Estonia, Latvia, and starting from this year Poland (partly) are taxing profits earned by companies only at the dividend payout time. Such a model promises to raise both domestic and foreign investment, and it can help the economy recover from the crisis more quickly. The opponents of this taxation system in Lithuania argue that various benefits, which alleviate the burden on business and encourage investment where it is most needed, are already in place.
The Ministry of Finance has undertaken a systematic review of tax benefits. This job will not be easy but it makes sense to look at tax benefits in difficult situations. At first glance, it might seem that there are not many tax benefits so they can be examined and sorted in one sitting. Sadly, this is not the case. There are many different benefits which are advantageous to some citizen groups but annoy the others.

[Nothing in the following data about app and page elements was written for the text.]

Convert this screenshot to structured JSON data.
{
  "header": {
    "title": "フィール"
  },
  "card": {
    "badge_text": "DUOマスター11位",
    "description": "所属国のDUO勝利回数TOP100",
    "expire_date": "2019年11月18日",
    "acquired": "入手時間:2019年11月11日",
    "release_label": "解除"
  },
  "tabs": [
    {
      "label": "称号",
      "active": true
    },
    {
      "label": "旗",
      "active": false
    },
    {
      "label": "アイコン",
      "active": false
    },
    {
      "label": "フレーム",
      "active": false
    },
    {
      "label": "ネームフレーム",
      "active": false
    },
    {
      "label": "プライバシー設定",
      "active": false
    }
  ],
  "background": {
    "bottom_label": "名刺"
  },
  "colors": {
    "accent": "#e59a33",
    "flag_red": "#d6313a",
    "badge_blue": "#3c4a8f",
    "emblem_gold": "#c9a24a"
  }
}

Today, the most worrisome problem is the pandemic and its management. The second problem is the effects of the pandemic on the economy and people. Other issues that seemed fundamental until recently, have been moved to the bottom of the agenda. But they did not disappear. One of those problems is population ageing. It continues, as it did before the pandemic, in Lithuania and all the Western world.
The OECD claims that financial literacy is a significant skill in participating in modern society. Pupils should be improving their financial knowledge as early as possible to become active agents of their abilities to plan simple finances. Kids should learn how to plan their spendings and savings and how to build responsible financial behavior.

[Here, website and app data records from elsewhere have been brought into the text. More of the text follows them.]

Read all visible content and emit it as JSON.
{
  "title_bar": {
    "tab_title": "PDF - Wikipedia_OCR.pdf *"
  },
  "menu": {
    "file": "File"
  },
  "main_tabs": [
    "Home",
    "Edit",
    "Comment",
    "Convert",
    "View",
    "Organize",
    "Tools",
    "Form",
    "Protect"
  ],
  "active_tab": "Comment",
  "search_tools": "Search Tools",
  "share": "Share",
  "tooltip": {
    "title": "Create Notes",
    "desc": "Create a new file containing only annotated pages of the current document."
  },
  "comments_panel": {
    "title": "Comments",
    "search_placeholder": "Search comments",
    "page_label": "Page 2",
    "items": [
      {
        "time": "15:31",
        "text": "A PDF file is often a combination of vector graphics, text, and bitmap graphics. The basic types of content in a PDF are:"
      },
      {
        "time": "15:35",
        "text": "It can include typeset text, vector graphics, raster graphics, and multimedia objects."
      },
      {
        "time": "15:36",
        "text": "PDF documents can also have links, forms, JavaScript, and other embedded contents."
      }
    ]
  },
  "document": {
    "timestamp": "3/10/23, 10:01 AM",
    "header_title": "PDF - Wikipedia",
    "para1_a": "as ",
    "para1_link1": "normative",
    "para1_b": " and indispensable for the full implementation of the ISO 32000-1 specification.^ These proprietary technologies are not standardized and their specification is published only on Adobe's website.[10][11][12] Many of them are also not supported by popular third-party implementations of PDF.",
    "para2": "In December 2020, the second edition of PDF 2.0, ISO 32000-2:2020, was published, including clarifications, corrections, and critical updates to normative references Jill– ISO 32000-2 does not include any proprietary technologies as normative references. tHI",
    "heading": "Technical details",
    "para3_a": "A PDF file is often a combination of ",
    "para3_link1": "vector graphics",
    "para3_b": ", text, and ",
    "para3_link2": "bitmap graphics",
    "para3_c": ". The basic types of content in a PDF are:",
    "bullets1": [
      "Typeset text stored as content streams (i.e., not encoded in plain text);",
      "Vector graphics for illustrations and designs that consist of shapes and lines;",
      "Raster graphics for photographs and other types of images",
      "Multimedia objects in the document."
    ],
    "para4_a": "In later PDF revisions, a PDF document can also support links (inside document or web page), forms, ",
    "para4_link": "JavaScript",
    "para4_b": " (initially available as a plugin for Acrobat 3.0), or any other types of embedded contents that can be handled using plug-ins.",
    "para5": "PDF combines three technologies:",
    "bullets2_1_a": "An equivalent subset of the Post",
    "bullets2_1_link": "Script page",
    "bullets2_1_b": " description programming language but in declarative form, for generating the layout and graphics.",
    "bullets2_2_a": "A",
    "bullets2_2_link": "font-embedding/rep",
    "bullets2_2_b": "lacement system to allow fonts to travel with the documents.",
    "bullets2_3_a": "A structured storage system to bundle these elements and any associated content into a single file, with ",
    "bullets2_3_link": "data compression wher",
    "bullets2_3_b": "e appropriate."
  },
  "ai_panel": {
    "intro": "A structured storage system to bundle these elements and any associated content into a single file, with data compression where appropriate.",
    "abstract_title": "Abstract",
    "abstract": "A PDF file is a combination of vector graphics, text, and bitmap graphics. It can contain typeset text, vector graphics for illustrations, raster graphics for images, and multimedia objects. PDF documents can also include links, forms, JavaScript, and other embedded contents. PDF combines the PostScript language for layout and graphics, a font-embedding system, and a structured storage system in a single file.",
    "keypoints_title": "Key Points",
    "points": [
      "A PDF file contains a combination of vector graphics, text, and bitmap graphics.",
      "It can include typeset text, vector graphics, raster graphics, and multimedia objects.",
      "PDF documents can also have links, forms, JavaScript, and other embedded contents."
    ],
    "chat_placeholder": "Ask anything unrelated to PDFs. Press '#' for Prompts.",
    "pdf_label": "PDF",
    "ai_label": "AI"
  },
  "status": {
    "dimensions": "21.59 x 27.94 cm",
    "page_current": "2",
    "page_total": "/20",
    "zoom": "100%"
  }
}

The Lithuanian Free Market Institute (LFMI) announces the celebration of Tax Freedom Day on Tuesday in Lithuania. The fact that it is celebrated almost three weeks later than last year shows increased government spending.
In 2019, we celebrated the 550th anniversary of the Union of Lublin that established the Polish-Lithuanian Commonwealth, which included the territories of today’s Ukraine, Belarus, Lithuania, and even Latvia. In reference to those events, which bound Poland to those lands for the next two hundred years, the establishment of the Lublin Triangle took place in July 2020.
Lithuania ranks sixth in the Global Tax Competitiveness Index but it has the least attractive corporate tax regime in the Baltic region. It taxes retained and reinvested profits and applies a personal income tax when dividends are paid out. The effective combined tax rate stands at 27.7%. Estonia and Latvia tax only redistributed profits, at 20%.
On May 11, 2021, Lithuania celebrates The Day of Respect for the Taxpayers. On this occasion, the Lithuanian Free Market Institute (LFMI) invited everyone to thank all taxpayers for their contribution to the welfare of the country.
In recent years, there has been a significant growth of an interest in the gig economy built upon the premise of online platforms that connect customers with service suppliers. Platform work brings more opportunities to traditional businesses by closely connecting suppliers and customers and reducing transaction frictions.
The second lockdown in Lithuania is no different from the first one: there are no clear principles for economic relief, individual groups are fighting for their own interests, and the government is forced to constantly alleviate the emerging effects of the quarantine. But what if lockdowns persisted?